need your help. I realized today, if you do not practice it becomes hard to understand simple concepts even you were once a science student. :(
I am using this simple weight bar mechanism to exert horizontal pull on a string on the let side. Goal is to mark the scale on the right in kg. Once the weight is on the right is moved to a certain mark (10 kg), it should exert the tension of 10 kg on the string on left. This I can measure with any hanging luggage scale or fish scale.
I need your help as to which physics law/equations helps to achieve that? I was thinking of Torque, but not sure how to then convert it back to equivalent mass units.
The small object with mass M2 is a fixed length object, but it can end up in any of that range when the right hand bar is horizontal. need also help to add that variability in the equation to see how that makes the same 10 kg mark on the bar to be practically different, based on the angle at which the object M2 stops.
e.g. if I put a mark on the right bar at 10 kg. I move the weight M1 to that point. To keep it horizontal I should apply the force of 10 kg on the left side (which let's say is attached with a string). Once I have that, I expect there should be a small variation in the result, if the object M2 is at 60° to vertical vs 30 degrees to vertical.

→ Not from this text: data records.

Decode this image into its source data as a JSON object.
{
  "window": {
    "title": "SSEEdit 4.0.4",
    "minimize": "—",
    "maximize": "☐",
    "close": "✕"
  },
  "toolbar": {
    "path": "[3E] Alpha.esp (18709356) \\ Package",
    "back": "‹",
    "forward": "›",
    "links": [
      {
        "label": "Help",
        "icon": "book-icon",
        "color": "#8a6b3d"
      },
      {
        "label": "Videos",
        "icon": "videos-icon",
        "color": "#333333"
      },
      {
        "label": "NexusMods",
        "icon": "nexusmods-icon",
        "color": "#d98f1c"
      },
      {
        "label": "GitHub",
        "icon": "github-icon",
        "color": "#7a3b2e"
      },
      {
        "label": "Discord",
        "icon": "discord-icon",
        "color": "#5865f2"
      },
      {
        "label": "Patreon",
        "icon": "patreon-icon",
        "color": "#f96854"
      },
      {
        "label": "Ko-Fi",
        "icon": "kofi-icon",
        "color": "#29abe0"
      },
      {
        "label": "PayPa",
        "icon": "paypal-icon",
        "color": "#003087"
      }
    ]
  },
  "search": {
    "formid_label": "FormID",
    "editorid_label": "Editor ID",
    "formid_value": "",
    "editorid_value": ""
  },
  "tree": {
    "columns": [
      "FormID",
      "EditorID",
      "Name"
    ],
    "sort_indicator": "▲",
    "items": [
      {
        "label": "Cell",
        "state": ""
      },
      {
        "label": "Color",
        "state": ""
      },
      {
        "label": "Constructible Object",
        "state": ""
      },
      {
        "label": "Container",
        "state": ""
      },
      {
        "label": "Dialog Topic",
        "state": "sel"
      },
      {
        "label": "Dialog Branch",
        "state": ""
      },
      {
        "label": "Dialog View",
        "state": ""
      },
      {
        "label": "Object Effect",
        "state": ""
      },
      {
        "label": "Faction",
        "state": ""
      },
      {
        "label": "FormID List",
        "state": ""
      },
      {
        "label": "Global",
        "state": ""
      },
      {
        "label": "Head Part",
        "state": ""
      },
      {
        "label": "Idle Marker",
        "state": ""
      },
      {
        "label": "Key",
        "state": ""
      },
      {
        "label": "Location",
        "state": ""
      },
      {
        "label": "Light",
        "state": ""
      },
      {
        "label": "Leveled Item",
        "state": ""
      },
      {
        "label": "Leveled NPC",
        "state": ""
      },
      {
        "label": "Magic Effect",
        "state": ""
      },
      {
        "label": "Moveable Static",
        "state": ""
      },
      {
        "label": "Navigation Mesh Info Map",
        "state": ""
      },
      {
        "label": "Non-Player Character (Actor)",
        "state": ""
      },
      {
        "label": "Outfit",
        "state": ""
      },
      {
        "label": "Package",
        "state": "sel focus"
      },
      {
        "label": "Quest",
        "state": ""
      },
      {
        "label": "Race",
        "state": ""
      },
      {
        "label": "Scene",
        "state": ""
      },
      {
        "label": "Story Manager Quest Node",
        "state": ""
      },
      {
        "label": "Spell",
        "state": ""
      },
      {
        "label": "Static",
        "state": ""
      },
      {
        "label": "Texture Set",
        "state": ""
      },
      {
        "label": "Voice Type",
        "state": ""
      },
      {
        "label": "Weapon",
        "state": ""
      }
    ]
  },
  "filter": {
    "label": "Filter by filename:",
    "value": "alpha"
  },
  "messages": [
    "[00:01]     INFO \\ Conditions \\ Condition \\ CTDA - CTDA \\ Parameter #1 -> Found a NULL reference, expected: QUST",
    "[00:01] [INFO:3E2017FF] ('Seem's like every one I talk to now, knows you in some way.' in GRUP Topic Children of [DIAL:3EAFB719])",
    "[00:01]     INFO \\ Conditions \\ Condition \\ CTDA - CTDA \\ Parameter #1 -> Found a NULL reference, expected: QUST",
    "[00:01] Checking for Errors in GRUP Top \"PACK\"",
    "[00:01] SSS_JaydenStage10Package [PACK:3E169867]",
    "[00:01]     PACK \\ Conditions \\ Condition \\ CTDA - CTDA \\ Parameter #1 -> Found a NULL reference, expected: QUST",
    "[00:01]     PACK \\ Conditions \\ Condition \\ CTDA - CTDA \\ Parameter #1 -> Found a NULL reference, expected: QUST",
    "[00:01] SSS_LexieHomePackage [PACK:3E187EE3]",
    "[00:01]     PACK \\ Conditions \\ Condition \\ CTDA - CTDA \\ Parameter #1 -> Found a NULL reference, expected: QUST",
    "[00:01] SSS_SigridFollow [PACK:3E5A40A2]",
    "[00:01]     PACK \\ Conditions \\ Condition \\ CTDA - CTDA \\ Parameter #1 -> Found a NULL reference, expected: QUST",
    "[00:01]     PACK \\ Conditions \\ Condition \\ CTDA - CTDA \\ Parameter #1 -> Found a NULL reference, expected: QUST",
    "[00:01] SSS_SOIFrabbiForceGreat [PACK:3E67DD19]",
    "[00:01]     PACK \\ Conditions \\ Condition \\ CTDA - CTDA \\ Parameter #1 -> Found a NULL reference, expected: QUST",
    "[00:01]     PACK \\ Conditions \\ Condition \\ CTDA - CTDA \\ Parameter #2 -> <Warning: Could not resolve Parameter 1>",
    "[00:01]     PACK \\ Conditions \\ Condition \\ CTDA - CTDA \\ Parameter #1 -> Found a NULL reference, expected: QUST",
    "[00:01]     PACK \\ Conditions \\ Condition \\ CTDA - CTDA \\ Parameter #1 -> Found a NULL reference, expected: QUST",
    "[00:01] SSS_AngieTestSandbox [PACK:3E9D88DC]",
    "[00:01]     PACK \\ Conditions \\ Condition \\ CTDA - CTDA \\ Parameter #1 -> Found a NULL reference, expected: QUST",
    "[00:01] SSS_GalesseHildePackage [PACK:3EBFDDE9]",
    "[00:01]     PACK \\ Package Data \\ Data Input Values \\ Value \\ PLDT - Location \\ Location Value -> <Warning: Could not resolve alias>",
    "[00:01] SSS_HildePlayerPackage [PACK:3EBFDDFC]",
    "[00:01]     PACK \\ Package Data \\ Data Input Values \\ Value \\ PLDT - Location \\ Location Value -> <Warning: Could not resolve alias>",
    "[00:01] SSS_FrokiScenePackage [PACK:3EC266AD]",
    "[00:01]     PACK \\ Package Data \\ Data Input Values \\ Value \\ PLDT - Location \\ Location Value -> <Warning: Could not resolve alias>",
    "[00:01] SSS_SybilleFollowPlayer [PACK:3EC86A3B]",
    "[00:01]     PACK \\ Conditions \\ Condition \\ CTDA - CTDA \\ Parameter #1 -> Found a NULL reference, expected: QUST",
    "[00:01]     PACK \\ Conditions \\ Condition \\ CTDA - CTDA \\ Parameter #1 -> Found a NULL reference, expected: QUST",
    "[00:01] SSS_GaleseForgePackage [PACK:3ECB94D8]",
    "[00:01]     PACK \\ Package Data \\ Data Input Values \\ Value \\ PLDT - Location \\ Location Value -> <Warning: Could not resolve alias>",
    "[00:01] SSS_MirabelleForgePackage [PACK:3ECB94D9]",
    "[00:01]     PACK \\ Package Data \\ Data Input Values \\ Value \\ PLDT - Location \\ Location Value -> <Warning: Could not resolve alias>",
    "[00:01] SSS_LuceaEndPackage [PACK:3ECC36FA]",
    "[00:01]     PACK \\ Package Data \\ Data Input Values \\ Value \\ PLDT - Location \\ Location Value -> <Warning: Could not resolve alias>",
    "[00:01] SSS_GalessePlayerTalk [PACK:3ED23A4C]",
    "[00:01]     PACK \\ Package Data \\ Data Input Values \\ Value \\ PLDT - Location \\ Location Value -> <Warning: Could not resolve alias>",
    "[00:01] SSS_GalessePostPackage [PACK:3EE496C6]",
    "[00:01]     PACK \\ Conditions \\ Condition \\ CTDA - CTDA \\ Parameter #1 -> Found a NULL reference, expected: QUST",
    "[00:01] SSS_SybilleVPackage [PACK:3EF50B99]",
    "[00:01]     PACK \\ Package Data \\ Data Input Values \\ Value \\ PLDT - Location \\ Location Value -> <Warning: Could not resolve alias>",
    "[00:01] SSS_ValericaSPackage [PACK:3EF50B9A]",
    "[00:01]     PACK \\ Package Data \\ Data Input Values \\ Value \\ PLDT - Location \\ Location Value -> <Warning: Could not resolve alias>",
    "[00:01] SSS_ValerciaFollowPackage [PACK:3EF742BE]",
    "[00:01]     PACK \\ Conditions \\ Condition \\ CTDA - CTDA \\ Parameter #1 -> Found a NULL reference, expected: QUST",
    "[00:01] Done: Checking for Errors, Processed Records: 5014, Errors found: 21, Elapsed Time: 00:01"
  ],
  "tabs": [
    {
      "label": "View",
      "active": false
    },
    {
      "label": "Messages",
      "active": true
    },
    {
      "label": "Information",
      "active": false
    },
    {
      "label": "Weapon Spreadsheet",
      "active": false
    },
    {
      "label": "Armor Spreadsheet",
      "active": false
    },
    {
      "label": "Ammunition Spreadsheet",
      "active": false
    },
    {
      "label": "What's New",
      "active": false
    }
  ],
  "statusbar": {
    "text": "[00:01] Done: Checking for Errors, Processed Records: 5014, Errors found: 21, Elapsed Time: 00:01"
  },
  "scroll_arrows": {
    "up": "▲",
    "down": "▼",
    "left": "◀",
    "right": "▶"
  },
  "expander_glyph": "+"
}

I hope I was able to state my problem clearly. If there is already existing question then happy to get a reference. I searched and still searching. maybe I am not using the correct terminology.